A power trio -- Silverton, Feniger and Tracht -- take center stage at Jewish Federation lunch
Feeding lunch to 700 women? That’s an ordinary challenge for the likes of Susan Feniger, Suzanne Tracht and Nancy Silverton. But a lunch that also meets all kosher dietary laws? Now, that was interesting.
The three chefs were featured at a fund-raising lunch Tuesday marking the 100th anniversary of the Jewish Federation of Greater Los Angeles, and to make sure that everyone could eat the meal regardless of how strictly she followed the laws of kashrut, the chefs had to plan their dishes in a new way.
All the equipment in the catering kitchen set up in a tent was blessed. New knives were bought and wrapped in plastic wrap at night to make sure they were not used inappropriately, Feniger said. The salad greens were washed three times to make sure they were insect-free.
“It was an interesting learning experience,” Feniger, co-founder of Border Grill and owner of Susan Feniger's Street, said before the lunch, which was held in a hangar at the Santa Monica Airport.

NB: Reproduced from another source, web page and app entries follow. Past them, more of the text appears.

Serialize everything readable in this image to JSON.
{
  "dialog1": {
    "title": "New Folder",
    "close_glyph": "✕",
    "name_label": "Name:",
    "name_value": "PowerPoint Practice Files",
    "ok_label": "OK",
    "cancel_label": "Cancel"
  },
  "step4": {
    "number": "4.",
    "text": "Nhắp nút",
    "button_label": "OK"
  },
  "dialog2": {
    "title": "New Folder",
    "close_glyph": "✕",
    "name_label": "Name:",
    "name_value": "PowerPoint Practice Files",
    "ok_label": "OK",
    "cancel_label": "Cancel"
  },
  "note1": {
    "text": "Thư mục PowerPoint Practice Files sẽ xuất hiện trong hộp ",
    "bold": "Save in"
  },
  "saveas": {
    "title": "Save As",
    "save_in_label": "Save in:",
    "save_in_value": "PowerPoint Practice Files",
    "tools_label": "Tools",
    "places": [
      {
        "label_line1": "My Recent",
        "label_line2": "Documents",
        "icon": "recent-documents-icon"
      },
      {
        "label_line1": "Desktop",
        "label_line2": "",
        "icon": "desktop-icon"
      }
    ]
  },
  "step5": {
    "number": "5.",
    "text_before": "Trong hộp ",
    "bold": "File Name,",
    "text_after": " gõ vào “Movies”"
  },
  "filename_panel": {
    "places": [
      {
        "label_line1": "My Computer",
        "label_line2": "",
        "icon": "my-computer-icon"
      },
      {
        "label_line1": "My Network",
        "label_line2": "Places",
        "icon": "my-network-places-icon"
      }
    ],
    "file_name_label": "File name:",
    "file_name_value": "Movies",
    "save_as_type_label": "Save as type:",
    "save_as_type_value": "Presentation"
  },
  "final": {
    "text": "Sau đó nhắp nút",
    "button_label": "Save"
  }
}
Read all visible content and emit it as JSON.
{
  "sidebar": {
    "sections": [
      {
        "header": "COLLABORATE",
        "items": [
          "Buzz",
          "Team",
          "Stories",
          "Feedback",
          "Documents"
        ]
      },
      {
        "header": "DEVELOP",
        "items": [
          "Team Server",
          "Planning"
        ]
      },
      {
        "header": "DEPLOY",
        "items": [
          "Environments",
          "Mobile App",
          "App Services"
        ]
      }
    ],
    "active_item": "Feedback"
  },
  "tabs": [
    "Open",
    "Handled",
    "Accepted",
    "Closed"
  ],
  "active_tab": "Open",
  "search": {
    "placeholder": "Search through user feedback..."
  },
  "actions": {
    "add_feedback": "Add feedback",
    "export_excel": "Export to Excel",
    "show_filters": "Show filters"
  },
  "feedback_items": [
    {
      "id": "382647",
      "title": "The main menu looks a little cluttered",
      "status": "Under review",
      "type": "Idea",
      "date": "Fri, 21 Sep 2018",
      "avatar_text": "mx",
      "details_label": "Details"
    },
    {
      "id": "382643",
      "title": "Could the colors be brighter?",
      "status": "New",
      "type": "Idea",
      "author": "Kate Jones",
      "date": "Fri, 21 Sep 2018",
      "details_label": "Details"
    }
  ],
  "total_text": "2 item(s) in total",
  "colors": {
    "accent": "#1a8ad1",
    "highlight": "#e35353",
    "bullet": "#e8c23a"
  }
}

Tracht, chef-owner of the restaurant Jar, said she had to use feta cheese rather than the burrata, a cream-filled mozzarella, that she normally uses because she couldn’t locate kosher burrata. And Silverton, co-founder of Pizzeria Mozza, La Brea Bakery and Campanile, had to use a different chocolate for her pudding.
Tracht said she wished she's spent time in a kosher market looking at what was available before she’d started her planning.
She grew up in a kosher household and said one of her childhood meals was borscht, and “it wasn’t always the most attractive thing,” so she decided to use beets in a different way. She made a beet salad with cucumber slices, arugula and feta cheese. (Find the recipe below.)
Each chef contributed a dish and recipe for the lunch and demonstrated it on a stage during the meal. Feniger made varenyky –- Ukrainian dumplings -- stuffed with spinach, zucchini and ricotta cheese, served with sour cream and lemon marmalade -– a dish she serves at Street. And Silverton made that chocolate pudding.
The three women were asked to talk about how being Jewish affected their decision to become chefs.
Feniger grew up in Toledo, Ohio, and recalled Sunday mornings running between her grandmother's and her Aunt Fay’s apartments to help them cook -– chicken liver and onions with eggs with Aunt Fay, and varenyky with her grandmother.
“Our family was definitely about food and the experience of what happened at the table,” Feniger said.
“In a Jewish traditional family, the focus is always around the table,” Tracht said.
Being Jewish, Silverton said, “means closeness, family, generosity, education. It means a lot more than going to temple.”
-- Mary MacVean
The following recipe, from Suzanne Tracht, was not tested in The Times kitchen.
Suzanne Tracht's Feta, Roasted Beets, Cucumber Salad
3 baby beets, red or gold
Salt and pepper
1 Persian cucumber
1 very thin slice red onion, cut in half
1/4 cup arugula
2 pinches Greek oregano
Juice from 1/2 lemon
2 ounces feta cheese
Heat oven to 350 degrees.
Toss beets with olive oil, salt and pepper. Wrap in foil and roast for 45 minutes. Chill.
Peel beets and slice into quarters and place in medium-sized bowl.
Cut cucumber into quarters lengthwise. Slice into small pieces and add to bowl.
Add onion slices, arugula, pinch of oregano and a pinch of salt.
Add olive oil and lemon juice. Toss and place in salad bowl.
Place feta on top of salad. Sprinkle with pinch of oregano and pinch of salt.
Drizzle additional dressing on top.
Photo, from left: Feniger, Silverton and Tract at the demo.